Overall, Jim McIntyre is doing a good job as superintendent of Knox County Schools, according to individual evaluations completed by the district’s school board. But, members said, there are places where he can improve. Among those areas is engaging parents and the community better. “Dr. McIntyre has made consistent efforts to enhance parental and community engagement and satisfaction,” wrote Karen Carson, who represents the 5th District. “Too often though, there is a disconnect or breakdown in the communication from central office to the schools, parents and other community stakeholders.
As if starring in a horror movie, students at the Innovation Academy slowly stretch their hands toward Mr. Hurthead, a mannequin with glassy eyes and a laceration across his neck. A representative from Wellmont Health System explains that Mr. Hurthead was injured in a car accident. The students must determine his injuries. Several students touching the mannequin’s head realize he has a crushed skull. “Eww,” one girl exclaims. “Oh, that’s disgusting,” another girl shouts. Opening earlier this month, the Innovation Academy of Northeast Tennessee has launched a new era in Northeast Tennessee education.

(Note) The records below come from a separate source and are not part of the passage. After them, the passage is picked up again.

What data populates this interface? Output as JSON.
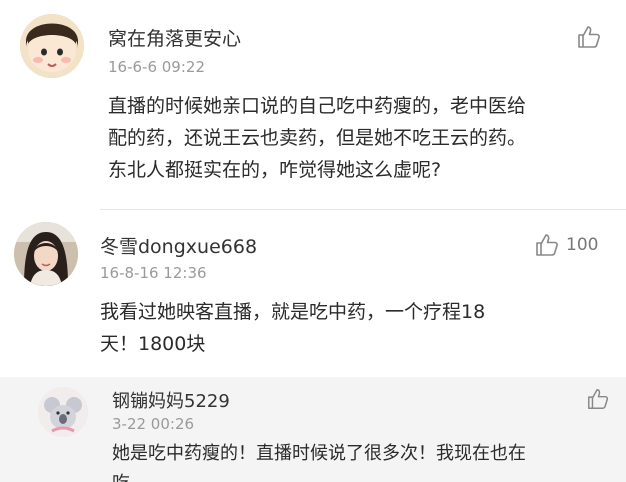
{
  "comments": [
    {
      "username": "窝在角落更安心",
      "timestamp": "16-6-6 09:22",
      "likes": "",
      "lines": [
        "直播的时候她亲口说的自己吃中药瘦的，老中医给",
        "配的药，还说王云也卖药，但是她不吃王云的药。",
        "东北人都挺实在的，咋觉得她这么虚呢?"
      ]
    },
    {
      "username": "冬雪dongxue668",
      "timestamp": "16-8-16 12:36",
      "likes": "100",
      "lines": [
        "我看过她映客直播，就是吃中药，一个疗程18",
        "天！1800块"
      ]
    },
    {
      "username": "钢镚妈妈5229",
      "timestamp": "3-22 00:26",
      "likes": "",
      "lines": [
        "她是吃中药瘦的！直播时候说了很多次！我现在也在",
        "吃"
      ]
    }
  ],
  "icons": {
    "like": "thumbs-up-icon"
  },
  "colors": {
    "accent_text": "#333333",
    "muted": "#9a9a9a",
    "reply_bg": "#f4f4f4"
  }
}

Mayors A C Wharton and Mark Luttrell rightly are aligning forces to try to keep Memphis International Airport strong. But they need to focus their efforts with one top priority in mind — keeping Pinnacle Airlines headquartered in Memphis. Other airport-related issues will, in time, need attention from the mayors and the Memphis political and business leadership: attracting a new low-cost airline, working with FedEx to help retain its contract with the U.S. Postal Service, making sure Delta Air Lines doesn’t further gut its service in Memphis. But these important issues pale in comparison to the front-burner challenge: not letting Pinnacle Airlines relocate its headquarters from Memphis to Minneapolis, Detroit or anywhere else. Here’s why this must be a priority. Pinnacle is currently in bankruptcy proceedings.
Most people paying attention to the news are aware of the nation’s obesity epidemic, especially that affecting children. And the nation is focused on the controversy of what to do about the rising cost of health care. The national health care plan passed by Congress, known as Obamacare, is a central focus of this year’s presidential campaign. The reality of these issues is that none will be resolved in the short term. It will take years to change people’s behavior when it comes to living a healthier lifestyle. A good place to start the process is with children. Developing good eating habits at a young age can go a long way toward creating a healthy lifestyle. A big part of this responsibility rests with parents, but, frankly, many parents don’t live the healthiest lifestyle.